“If the strategy represents the president’s vision for the future, then this implementation plan is the roadmap to get there,” Kemba Walden, acting national cyber director, said Wednesday during a press briefing.
“Fundamentally, we are publishing this plan because we will only achieve our goals with a whole of society approach,” Walden said.
The White House hopes the implementation plan will help organizations and individuals understand where they can collaborate with the federal government to achieve the national cybersecurity strategy goals, Walden said.
The 57-page document divides the five pillars and 27 objectives of the national cybersecurity plan into a broader series of initiatives.

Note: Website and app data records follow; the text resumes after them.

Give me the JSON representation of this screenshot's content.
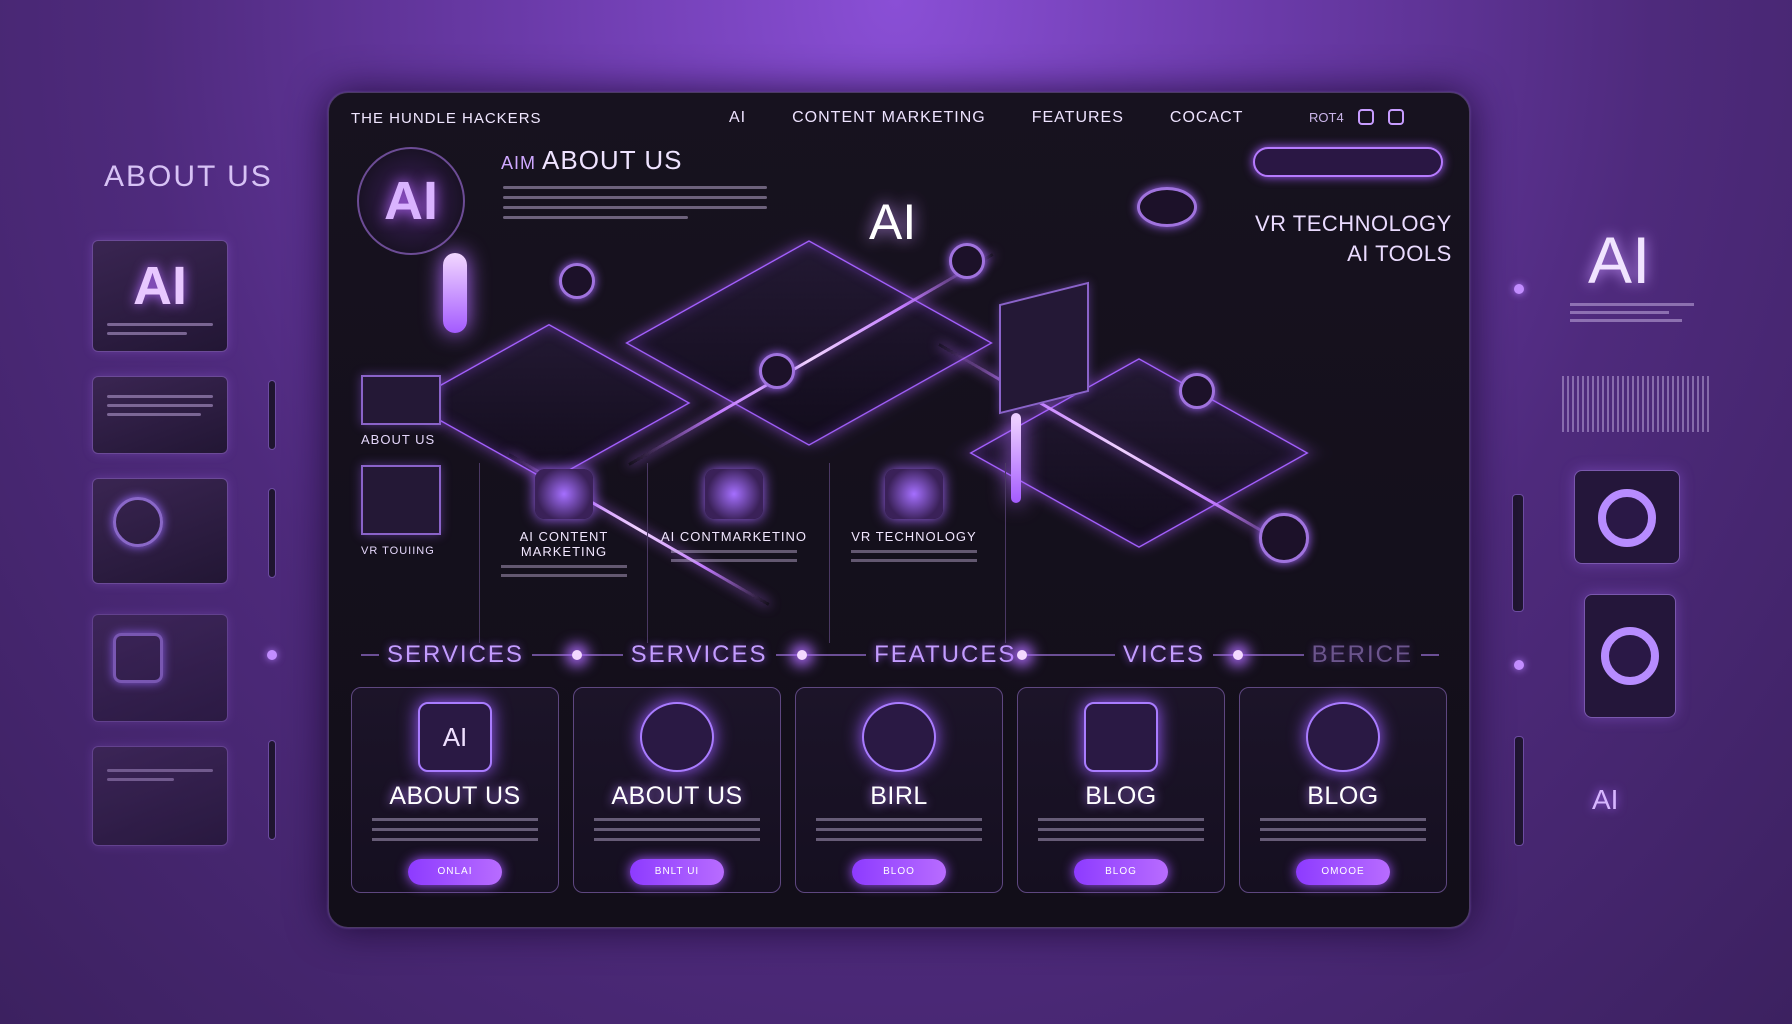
{
  "side": {
    "title": "ABOUT US",
    "thumb_ai": "AI"
  },
  "right": {
    "ai": "AI",
    "ai_small": "AI"
  },
  "nav": {
    "brand": "THE HUNDLE HACKERS",
    "links": [
      "AI",
      "CONTENT MARKETING",
      "FEATURES",
      "COCACT"
    ],
    "misc": "ROT4"
  },
  "hero": {
    "logo": "AI",
    "about_pre": "AIM",
    "about_title": "ABOUT US",
    "center_ai": "AI",
    "vr_line1": "VR TECHNOLOGY",
    "vr_line2": "AI TOOLS",
    "mini_about": "ABOUT US",
    "mini_vr": "VR TOUIING"
  },
  "features": [
    {
      "title": "AI CONTENT MARKETING"
    },
    {
      "title": "AI CONTMARKETINO"
    },
    {
      "title": "VR TECHNOLOGY"
    }
  ],
  "sections": [
    "SERVICES",
    "SERVICES",
    "FEATUCES",
    "VICES",
    "BERICE"
  ],
  "cards": [
    {
      "icon": "AI",
      "title": "ABOUT US",
      "button": "ONLAI"
    },
    {
      "icon": "",
      "title": "ABOUT US",
      "button": "BNLT UI"
    },
    {
      "icon": "",
      "title": "BIRL",
      "button": "BLOO"
    },
    {
      "icon": "",
      "title": "BLOG",
      "button": "BLOG"
    },
    {
      "icon": "",
      "title": "BLOG",
      "button": "OMOOE"
    }
  ],
  "colors": {
    "accent": "#b46bff",
    "background": "#120e19",
    "button": "#8d3bff"
  }
}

While the implementation plan calls for the majority of initiatives to be completed before the end of fiscal year 2024, 11 are slated to be done in FY23, which closes at the end of September.
More than half of the 69 initiatives are slated for completion in the U.S. government’s FY24. Another 20 are scheduled for FY25 and two in FY26.

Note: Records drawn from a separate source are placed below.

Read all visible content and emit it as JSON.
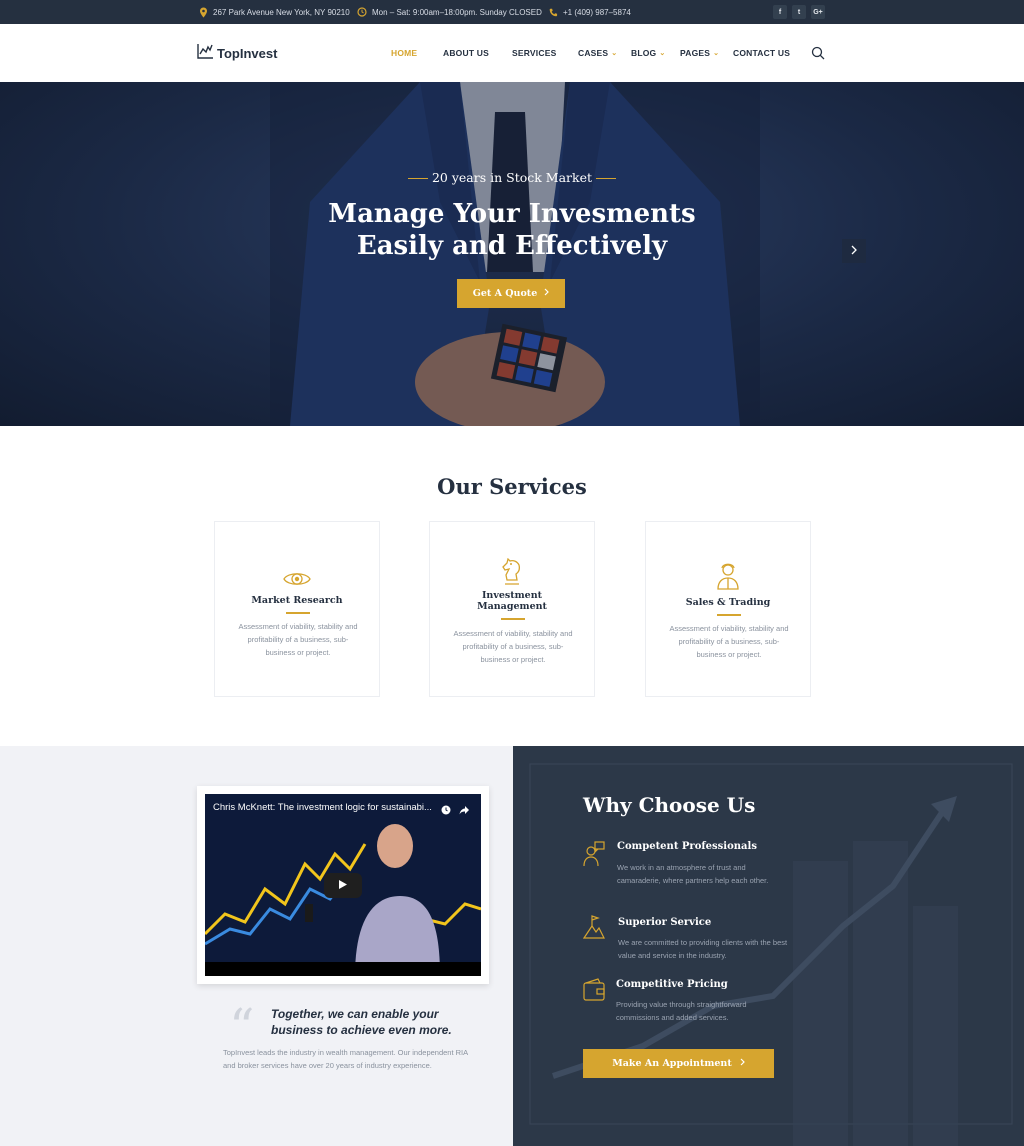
{
  "topbar": {
    "address": "267 Park Avenue New York, NY 90210",
    "hours": "Mon – Sat: 9:00am–18:00pm. Sunday CLOSED",
    "phone": "+1 (409) 987–5874",
    "social": [
      "f",
      "t",
      "G+"
    ]
  },
  "header": {
    "logo": "TopInvest",
    "nav": {
      "home": "HOME",
      "about": "ABOUT US",
      "services": "SERVICES",
      "cases": "CASES",
      "blog": "BLOG",
      "pages": "PAGES",
      "contact": "CONTACT US"
    },
    "chevron": "⌄"
  },
  "hero": {
    "tag": "20 years in Stock Market",
    "title_line1": "Manage Your Invesments",
    "title_line2": "Easily and Effectively",
    "button": "Get A Quote"
  },
  "services": {
    "title": "Our Services",
    "items": [
      {
        "icon": "eye-icon",
        "title_line1": "Market Research",
        "title_line2": "",
        "text": "Assessment of viability, stability and profitability of a business, sub-business or project."
      },
      {
        "icon": "chess-knight-icon",
        "title_line1": "Investment",
        "title_line2": "Management",
        "text": "Assessment of viability, stability and profitability of a business, sub-business or project."
      },
      {
        "icon": "trader-icon",
        "title_line1": "Sales & Trading",
        "title_line2": "",
        "text": "Assessment of viability, stability and profitability of a business, sub-business or project."
      }
    ]
  },
  "video": {
    "title": "Chris McKnett: The investment logic for sustainabi..."
  },
  "quote": {
    "mark": "“",
    "text": "Together, we can enable your business to achieve even more.",
    "about": "TopInvest leads the industry in wealth management. Our independent RIA and broker services have over 20 years of industry experience."
  },
  "why": {
    "title": "Why Choose Us",
    "features": [
      {
        "icon": "professional-icon",
        "title": "Competent Professionals",
        "text": "We work in an atmosphere of trust and camaraderie, where partners help each other."
      },
      {
        "icon": "mountain-flag-icon",
        "title": "Superior Service",
        "text": "We are committed to providing clients with the best value and service in the industry."
      },
      {
        "icon": "wallet-icon",
        "title": "Competitive Pricing",
        "text": "Providing value through straightforward commissions and added services."
      }
    ],
    "button": "Make An Appointment"
  },
  "colors": {
    "accent": "#d6a52f",
    "dark": "#253040",
    "panel": "#2c3848",
    "light_bg": "#f1f2f6"
  }
}
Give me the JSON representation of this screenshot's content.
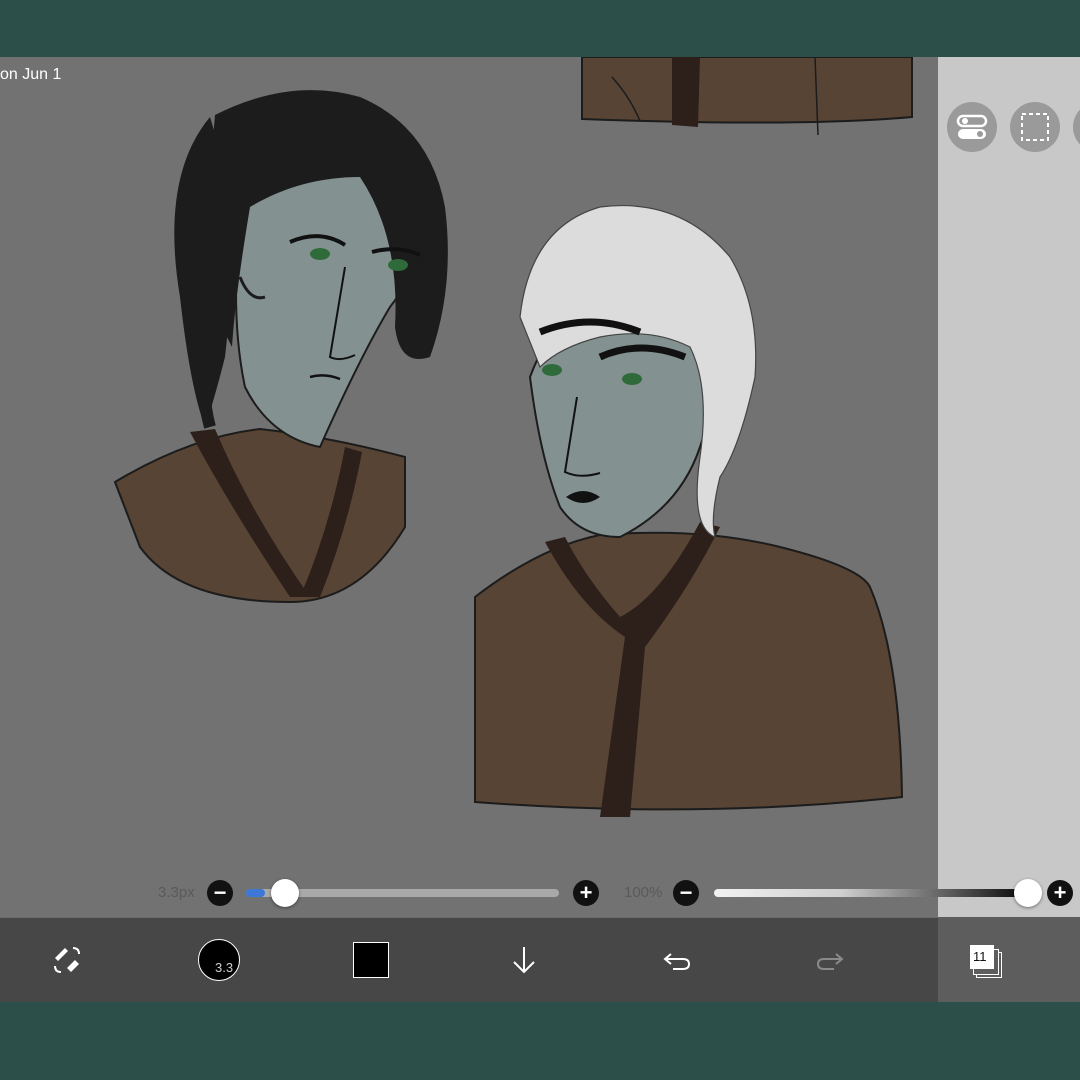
{
  "canvas": {
    "date_label": "on Jun 1",
    "background": "#727272"
  },
  "brush_size": {
    "label": "3.3px",
    "value": 3.3,
    "fraction": 0.06
  },
  "opacity": {
    "label": "100%",
    "value": 100
  },
  "toolbar": {
    "brush_preview_label": "3.3",
    "color": "#000000",
    "layers_count": "11"
  },
  "icons": {
    "tool_switch": "brush-eraser-swap-icon",
    "toggle": "toggle-switch-icon",
    "selection": "dashed-selection-icon",
    "move_down": "arrow-down-icon",
    "undo": "undo-icon",
    "redo": "redo-icon",
    "layers": "layers-icon"
  },
  "colors": {
    "frame": "#2d4f4a",
    "skin": "#849191",
    "robe": "#574434",
    "robe_trim": "#2d1f1a",
    "dark_hair": "#1c1c1c",
    "light_hair": "#dcdcdc",
    "eye": "#2f6b3a"
  }
}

A core tenet of the national cybersecurity strategy calls for the technology sector to assume greater responsibility for security on software, hardware and platforms. Buoying that is an effort to scale public-private collaboration to drive the development and adoption of secure-by-design and secure-by-default technology, which is slated for completion next year.
Cyber authorities have consistently encouraged technology vendors to build products in a way that prevents the need for customers to constantly perform monitoring, routine updates and damage control on their systems to mitigate cyber intrusions.

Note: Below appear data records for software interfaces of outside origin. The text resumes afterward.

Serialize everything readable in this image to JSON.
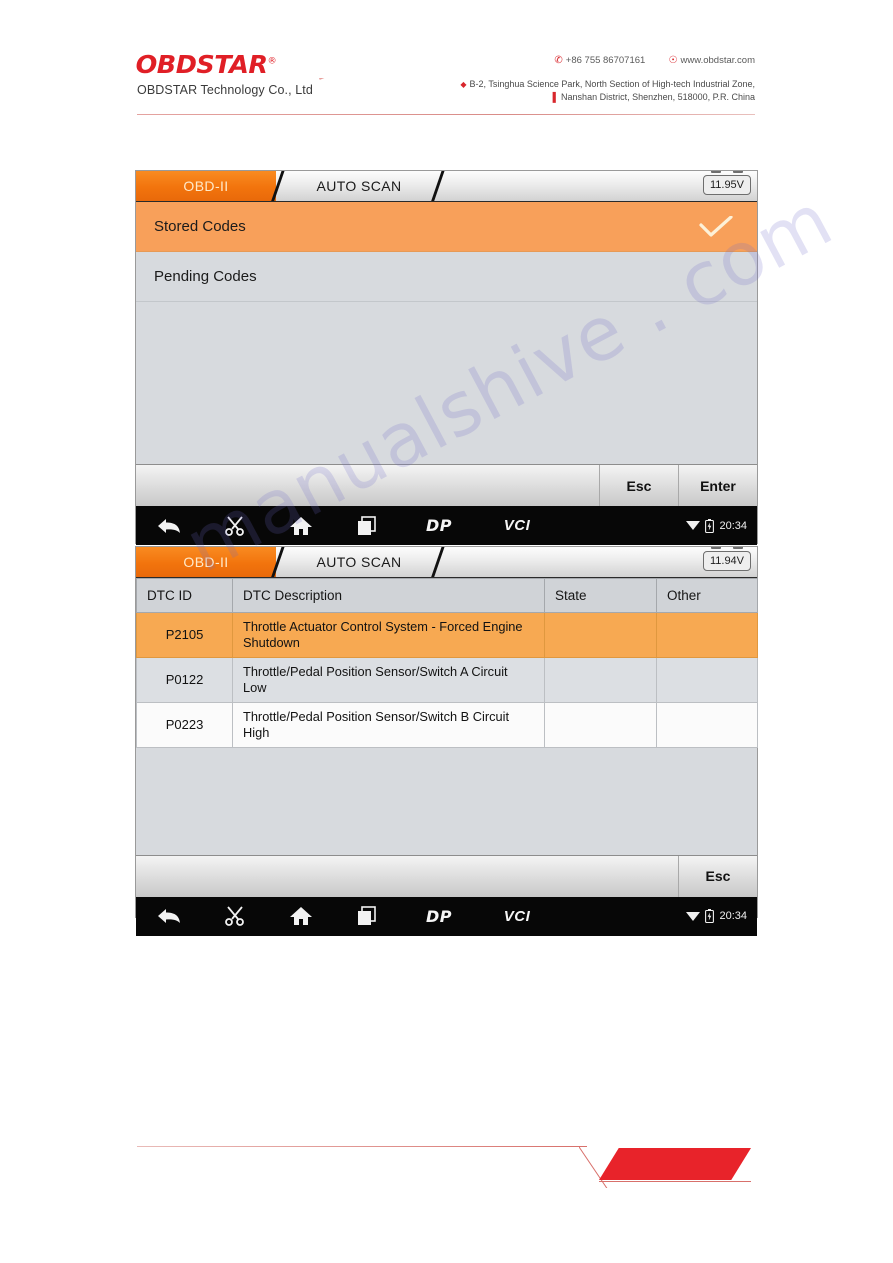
{
  "header": {
    "logo_text": "OBDSTAR",
    "logo_reg": "®",
    "company": "OBDSTAR Technology Co., Ltd",
    "phone_icon": "phone-icon",
    "phone": "+86 755 86707161",
    "web_icon": "globe-icon",
    "website": "www.obdstar.com",
    "address_line1": "B-2, Tsinghua Science Park, North Section of High-tech Industrial Zone,",
    "address_line2": "Nanshan District, Shenzhen, 518000, P.R.   China"
  },
  "screen1": {
    "tabs": {
      "active_label": "OBD-II",
      "plain_label": "AUTO SCAN"
    },
    "voltage": "11.95V",
    "menu_items": [
      {
        "label": "Stored Codes",
        "selected": true,
        "check_icon": "check-icon"
      },
      {
        "label": "Pending Codes",
        "selected": false,
        "check_icon": ""
      }
    ],
    "buttons": [
      {
        "label": "Esc"
      },
      {
        "label": "Enter"
      }
    ],
    "navbar": {
      "icons": [
        "back-arrow-icon",
        "scissors-icon",
        "home-icon",
        "recent-apps-icon"
      ],
      "brand_dp": "DP",
      "brand_vci": "VCI",
      "wifi_icon": "wifi-icon",
      "battery_icon": "battery-charging-icon",
      "time": "20:34"
    }
  },
  "screen2": {
    "tabs": {
      "active_label": "OBD-II",
      "plain_label": "AUTO SCAN"
    },
    "voltage": "11.94V",
    "table": {
      "columns": [
        "DTC ID",
        "DTC Description",
        "State",
        "Other"
      ],
      "rows": [
        {
          "dtc_id": "P2105",
          "description": "Throttle Actuator Control System - Forced Engine Shutdown",
          "state": "",
          "other": "",
          "highlight": "orange"
        },
        {
          "dtc_id": "P0122",
          "description": "Throttle/Pedal Position Sensor/Switch A Circuit Low",
          "state": "",
          "other": "",
          "highlight": "gray"
        },
        {
          "dtc_id": "P0223",
          "description": "Throttle/Pedal Position Sensor/Switch B Circuit High",
          "state": "",
          "other": "",
          "highlight": "white"
        }
      ]
    },
    "buttons": [
      {
        "label": "Esc"
      }
    ],
    "navbar": {
      "icons": [
        "back-arrow-icon",
        "scissors-icon",
        "home-icon",
        "recent-apps-icon"
      ],
      "brand_dp": "DP",
      "brand_vci": "VCI",
      "wifi_icon": "wifi-icon",
      "battery_icon": "battery-charging-icon",
      "time": "20:34"
    }
  },
  "watermark": {
    "text": "manualshive . com"
  },
  "colors": {
    "brand_red": "#e01f26",
    "tab_orange": "#f2740d",
    "row_orange": "#f7a952",
    "panel_gray": "#d7dade"
  }
}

Meaningful change requires technology manufacturers and vendors to revamp design and development programs, and place a much greater priority on security.
A single responsible agency will lead each of the 69 initiatives, with 18 different agencies leading at least one initiative. The initiatives also designate contributing agencies and a timeline for completion.
The implementation plan will be updated annually and initiatives will be added to meet evolving demands and removed after completion.
“The implementation plan does not capture all of the cybersecurity activities in the federal government nor does it intend to do,” Walden said. “What it does do is capture key initiatives that we must get done in the near term on the path to achieving the president's vision.”